If you are experiencing problems downloading PDF or HTML fulltext, our helpdesk recommend clearing your browser cache and trying again. If you need help in clearing your cache, please click here . Still need help? Email help@ingentaconnect.com

Long-term seed bank dynamics in a temperate forest under conversion from coppice-with-standards to high forest management

$28.00 plus tax (Refund Policy)

Buy Article:

Abstract:

Questions: How do changes in forest management, i.e. in disturbance type and frequency, influence species diversity, abundance and composition of the seed bank? How does the relationship between seed bank and vegetation change? What are the implications for seed bank dynamics?

Location: An ancient Quercus petraea - Carpinus betulus forest in conversion from coppice-with-standards to regular Quercus high forest near Montargis, France.

Methods: Seed bank and vegetation were sampled in six replicated stand types, forming a chronosequence along the conversion pathway. The stand types represented mid-successional stages of stands in transition from coppice-with-standards (to high forest (16 plots) and early- and mid-successional high forest stands (32 plots).

Results: Seed bank density and species richness decreased with time since last disturbance. Adjusting for seed density effects obscured species richness differences between stand types, but species of later seres were nested subsets of earlier seres, implying concomitant shifts in species richness and composition with time since disturbance. Later seres were characterized by species with low seed weight and high seed longevity. Seed banks of early seres were more similar to vegetation than to later seres.

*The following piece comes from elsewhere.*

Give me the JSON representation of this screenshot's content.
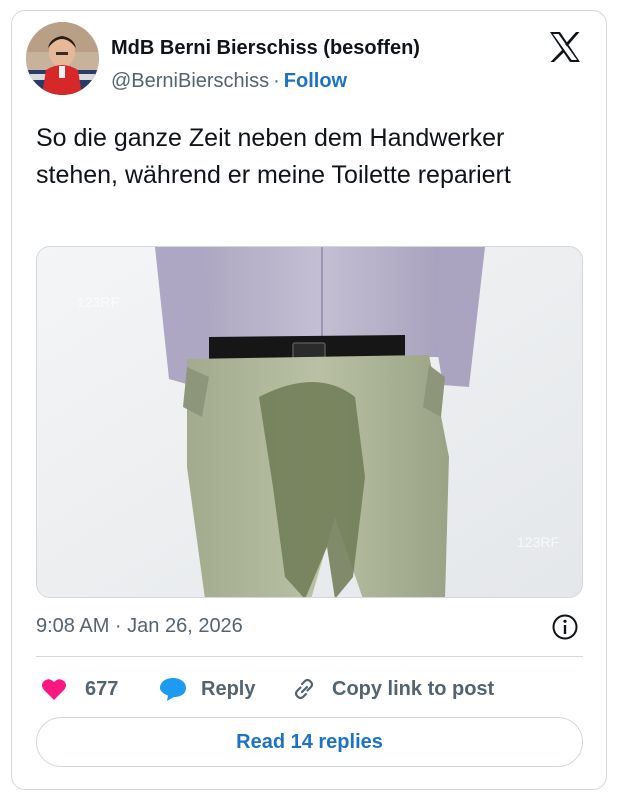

Conclusions: Abandonment of the coppice-with-standards regime altered the seed bank characteristics, as well as its relationship with vegetation. Longer management cycles under high forest yield impoverished seed banks. For their persistence, seed bank species will increasingly rely on management of permanently open areas in the forest landscape. Thus, revegetation at the beginning of new high-forest cycles may increasingly depend on inflow from seed sources.
More about this publication?
Related content

Tools

Favourites

Share Content

Access Key

Free Content
Free content
New Content
New content
Open Access Content
Open access content
Subscribed Content
Subscribed content
Free Trial Content
Free trial content
Cookie Policy
X
Cookie Policy
ingentaconnect website makes use of cookies so as to keep track of data that you have filled in. I am Happy with this Find out more